## [Task description]
Reproduce the lines below exactly. Skip images.

## [Supplied records]
::::::::
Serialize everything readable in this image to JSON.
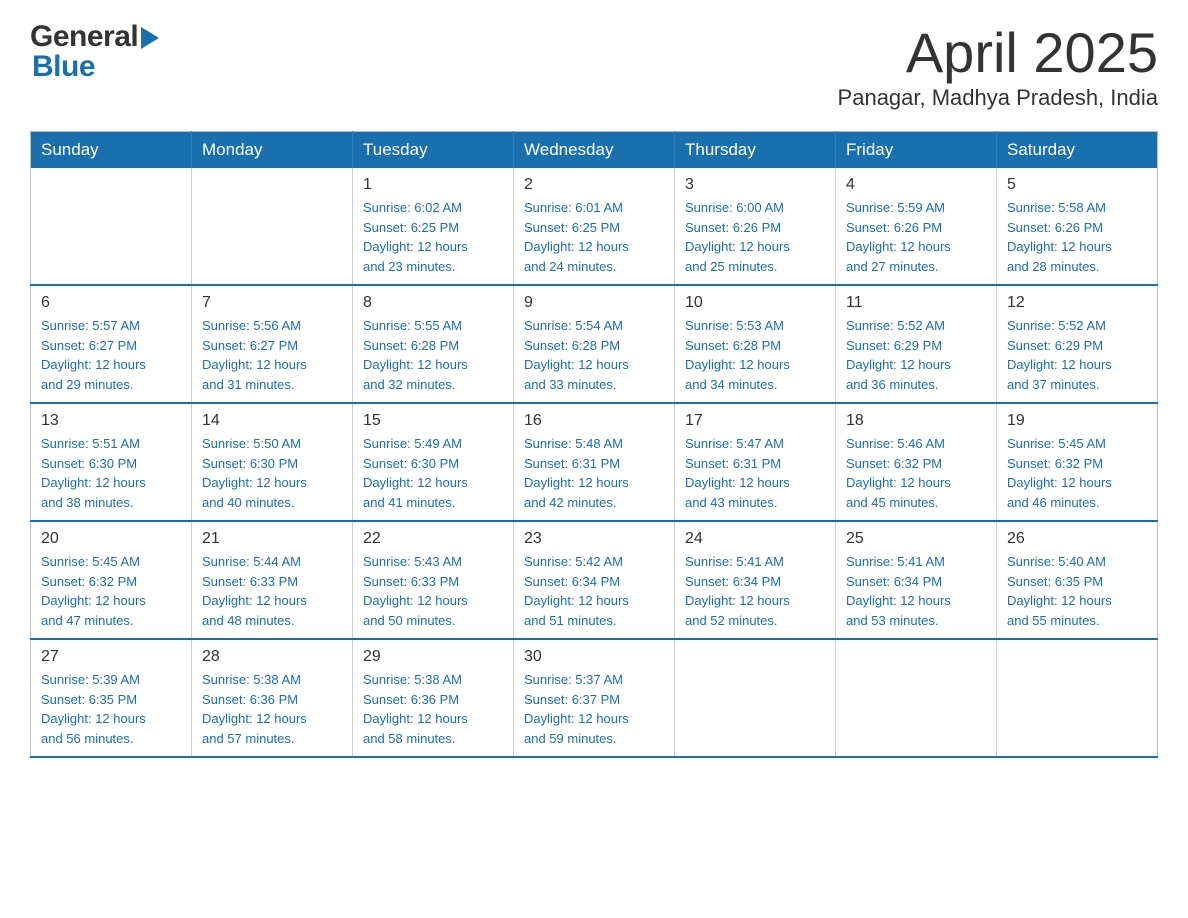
{
  "header": {
    "logo_general": "General",
    "logo_blue": "Blue",
    "month_title": "April 2025",
    "location": "Panagar, Madhya Pradesh, India"
  },
  "weekdays": [
    "Sunday",
    "Monday",
    "Tuesday",
    "Wednesday",
    "Thursday",
    "Friday",
    "Saturday"
  ],
  "weeks": [
    [
      {
        "day": "",
        "info": ""
      },
      {
        "day": "",
        "info": ""
      },
      {
        "day": "1",
        "info": "Sunrise: 6:02 AM\nSunset: 6:25 PM\nDaylight: 12 hours\nand 23 minutes."
      },
      {
        "day": "2",
        "info": "Sunrise: 6:01 AM\nSunset: 6:25 PM\nDaylight: 12 hours\nand 24 minutes."
      },
      {
        "day": "3",
        "info": "Sunrise: 6:00 AM\nSunset: 6:26 PM\nDaylight: 12 hours\nand 25 minutes."
      },
      {
        "day": "4",
        "info": "Sunrise: 5:59 AM\nSunset: 6:26 PM\nDaylight: 12 hours\nand 27 minutes."
      },
      {
        "day": "5",
        "info": "Sunrise: 5:58 AM\nSunset: 6:26 PM\nDaylight: 12 hours\nand 28 minutes."
      }
    ],
    [
      {
        "day": "6",
        "info": "Sunrise: 5:57 AM\nSunset: 6:27 PM\nDaylight: 12 hours\nand 29 minutes."
      },
      {
        "day": "7",
        "info": "Sunrise: 5:56 AM\nSunset: 6:27 PM\nDaylight: 12 hours\nand 31 minutes."
      },
      {
        "day": "8",
        "info": "Sunrise: 5:55 AM\nSunset: 6:28 PM\nDaylight: 12 hours\nand 32 minutes."
      },
      {
        "day": "9",
        "info": "Sunrise: 5:54 AM\nSunset: 6:28 PM\nDaylight: 12 hours\nand 33 minutes."
      },
      {
        "day": "10",
        "info": "Sunrise: 5:53 AM\nSunset: 6:28 PM\nDaylight: 12 hours\nand 34 minutes."
      },
      {
        "day": "11",
        "info": "Sunrise: 5:52 AM\nSunset: 6:29 PM\nDaylight: 12 hours\nand 36 minutes."
      },
      {
        "day": "12",
        "info": "Sunrise: 5:52 AM\nSunset: 6:29 PM\nDaylight: 12 hours\nand 37 minutes."
      }
    ],
    [
      {
        "day": "13",
        "info": "Sunrise: 5:51 AM\nSunset: 6:30 PM\nDaylight: 12 hours\nand 38 minutes."
      },
      {
        "day": "14",
        "info": "Sunrise: 5:50 AM\nSunset: 6:30 PM\nDaylight: 12 hours\nand 40 minutes."
      },
      {
        "day": "15",
        "info": "Sunrise: 5:49 AM\nSunset: 6:30 PM\nDaylight: 12 hours\nand 41 minutes."
      },
      {
        "day": "16",
        "info": "Sunrise: 5:48 AM\nSunset: 6:31 PM\nDaylight: 12 hours\nand 42 minutes."
      },
      {
        "day": "17",
        "info": "Sunrise: 5:47 AM\nSunset: 6:31 PM\nDaylight: 12 hours\nand 43 minutes."
      },
      {
        "day": "18",
        "info": "Sunrise: 5:46 AM\nSunset: 6:32 PM\nDaylight: 12 hours\nand 45 minutes."
      },
      {
        "day": "19",
        "info": "Sunrise: 5:45 AM\nSunset: 6:32 PM\nDaylight: 12 hours\nand 46 minutes."
      }
    ],
    [
      {
        "day": "20",
        "info": "Sunrise: 5:45 AM\nSunset: 6:32 PM\nDaylight: 12 hours\nand 47 minutes."
      },
      {
        "day": "21",
        "info": "Sunrise: 5:44 AM\nSunset: 6:33 PM\nDaylight: 12 hours\nand 48 minutes."
      },
      {
        "day": "22",
        "info": "Sunrise: 5:43 AM\nSunset: 6:33 PM\nDaylight: 12 hours\nand 50 minutes."
      },
      {
        "day": "23",
        "info": "Sunrise: 5:42 AM\nSunset: 6:34 PM\nDaylight: 12 hours\nand 51 minutes."
      },
      {
        "day": "24",
        "info": "Sunrise: 5:41 AM\nSunset: 6:34 PM\nDaylight: 12 hours\nand 52 minutes."
      },
      {
        "day": "25",
        "info": "Sunrise: 5:41 AM\nSunset: 6:34 PM\nDaylight: 12 hours\nand 53 minutes."
      },
      {
        "day": "26",
        "info": "Sunrise: 5:40 AM\nSunset: 6:35 PM\nDaylight: 12 hours\nand 55 minutes."
      }
    ],
    [
      {
        "day": "27",
        "info": "Sunrise: 5:39 AM\nSunset: 6:35 PM\nDaylight: 12 hours\nand 56 minutes."
      },
      {
        "day": "28",
        "info": "Sunrise: 5:38 AM\nSunset: 6:36 PM\nDaylight: 12 hours\nand 57 minutes."
      },
      {
        "day": "29",
        "info": "Sunrise: 5:38 AM\nSunset: 6:36 PM\nDaylight: 12 hours\nand 58 minutes."
      },
      {
        "day": "30",
        "info": "Sunrise: 5:37 AM\nSunset: 6:37 PM\nDaylight: 12 hours\nand 59 minutes."
      },
      {
        "day": "",
        "info": ""
      },
      {
        "day": "",
        "info": ""
      },
      {
        "day": "",
        "info": ""
      }
    ]
  ]
}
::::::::
## [Exercise answer]
Serialize everything readable in this image to JSON.
{
  "header": {
    "logo_general": "General",
    "logo_blue": "Blue",
    "month_title": "April 2025",
    "location": "Panagar, Madhya Pradesh, India"
  },
  "weekdays": [
    "Sunday",
    "Monday",
    "Tuesday",
    "Wednesday",
    "Thursday",
    "Friday",
    "Saturday"
  ],
  "weeks": [
    [
      {
        "day": "",
        "info": ""
      },
      {
        "day": "",
        "info": ""
      },
      {
        "day": "1",
        "info": "Sunrise: 6:02 AM\nSunset: 6:25 PM\nDaylight: 12 hours\nand 23 minutes."
      },
      {
        "day": "2",
        "info": "Sunrise: 6:01 AM\nSunset: 6:25 PM\nDaylight: 12 hours\nand 24 minutes."
      },
      {
        "day": "3",
        "info": "Sunrise: 6:00 AM\nSunset: 6:26 PM\nDaylight: 12 hours\nand 25 minutes."
      },
      {
        "day": "4",
        "info": "Sunrise: 5:59 AM\nSunset: 6:26 PM\nDaylight: 12 hours\nand 27 minutes."
      },
      {
        "day": "5",
        "info": "Sunrise: 5:58 AM\nSunset: 6:26 PM\nDaylight: 12 hours\nand 28 minutes."
      }
    ],
    [
      {
        "day": "6",
        "info": "Sunrise: 5:57 AM\nSunset: 6:27 PM\nDaylight: 12 hours\nand 29 minutes."
      },
      {
        "day": "7",
        "info": "Sunrise: 5:56 AM\nSunset: 6:27 PM\nDaylight: 12 hours\nand 31 minutes."
      },
      {
        "day": "8",
        "info": "Sunrise: 5:55 AM\nSunset: 6:28 PM\nDaylight: 12 hours\nand 32 minutes."
      },
      {
        "day": "9",
        "info": "Sunrise: 5:54 AM\nSunset: 6:28 PM\nDaylight: 12 hours\nand 33 minutes."
      },
      {
        "day": "10",
        "info": "Sunrise: 5:53 AM\nSunset: 6:28 PM\nDaylight: 12 hours\nand 34 minutes."
      },
      {
        "day": "11",
        "info": "Sunrise: 5:52 AM\nSunset: 6:29 PM\nDaylight: 12 hours\nand 36 minutes."
      },
      {
        "day": "12",
        "info": "Sunrise: 5:52 AM\nSunset: 6:29 PM\nDaylight: 12 hours\nand 37 minutes."
      }
    ],
    [
      {
        "day": "13",
        "info": "Sunrise: 5:51 AM\nSunset: 6:30 PM\nDaylight: 12 hours\nand 38 minutes."
      },
      {
        "day": "14",
        "info": "Sunrise: 5:50 AM\nSunset: 6:30 PM\nDaylight: 12 hours\nand 40 minutes."
      },
      {
        "day": "15",
        "info": "Sunrise: 5:49 AM\nSunset: 6:30 PM\nDaylight: 12 hours\nand 41 minutes."
      },
      {
        "day": "16",
        "info": "Sunrise: 5:48 AM\nSunset: 6:31 PM\nDaylight: 12 hours\nand 42 minutes."
      },
      {
        "day": "17",
        "info": "Sunrise: 5:47 AM\nSunset: 6:31 PM\nDaylight: 12 hours\nand 43 minutes."
      },
      {
        "day": "18",
        "info": "Sunrise: 5:46 AM\nSunset: 6:32 PM\nDaylight: 12 hours\nand 45 minutes."
      },
      {
        "day": "19",
        "info": "Sunrise: 5:45 AM\nSunset: 6:32 PM\nDaylight: 12 hours\nand 46 minutes."
      }
    ],
    [
      {
        "day": "20",
        "info": "Sunrise: 5:45 AM\nSunset: 6:32 PM\nDaylight: 12 hours\nand 47 minutes."
      },
      {
        "day": "21",
        "info": "Sunrise: 5:44 AM\nSunset: 6:33 PM\nDaylight: 12 hours\nand 48 minutes."
      },
      {
        "day": "22",
        "info": "Sunrise: 5:43 AM\nSunset: 6:33 PM\nDaylight: 12 hours\nand 50 minutes."
      },
      {
        "day": "23",
        "info": "Sunrise: 5:42 AM\nSunset: 6:34 PM\nDaylight: 12 hours\nand 51 minutes."
      },
      {
        "day": "24",
        "info": "Sunrise: 5:41 AM\nSunset: 6:34 PM\nDaylight: 12 hours\nand 52 minutes."
      },
      {
        "day": "25",
        "info": "Sunrise: 5:41 AM\nSunset: 6:34 PM\nDaylight: 12 hours\nand 53 minutes."
      },
      {
        "day": "26",
        "info": "Sunrise: 5:40 AM\nSunset: 6:35 PM\nDaylight: 12 hours\nand 55 minutes."
      }
    ],
    [
      {
        "day": "27",
        "info": "Sunrise: 5:39 AM\nSunset: 6:35 PM\nDaylight: 12 hours\nand 56 minutes."
      },
      {
        "day": "28",
        "info": "Sunrise: 5:38 AM\nSunset: 6:36 PM\nDaylight: 12 hours\nand 57 minutes."
      },
      {
        "day": "29",
        "info": "Sunrise: 5:38 AM\nSunset: 6:36 PM\nDaylight: 12 hours\nand 58 minutes."
      },
      {
        "day": "30",
        "info": "Sunrise: 5:37 AM\nSunset: 6:37 PM\nDaylight: 12 hours\nand 59 minutes."
      },
      {
        "day": "",
        "info": ""
      },
      {
        "day": "",
        "info": ""
      },
      {
        "day": "",
        "info": ""
      }
    ]
  ]
}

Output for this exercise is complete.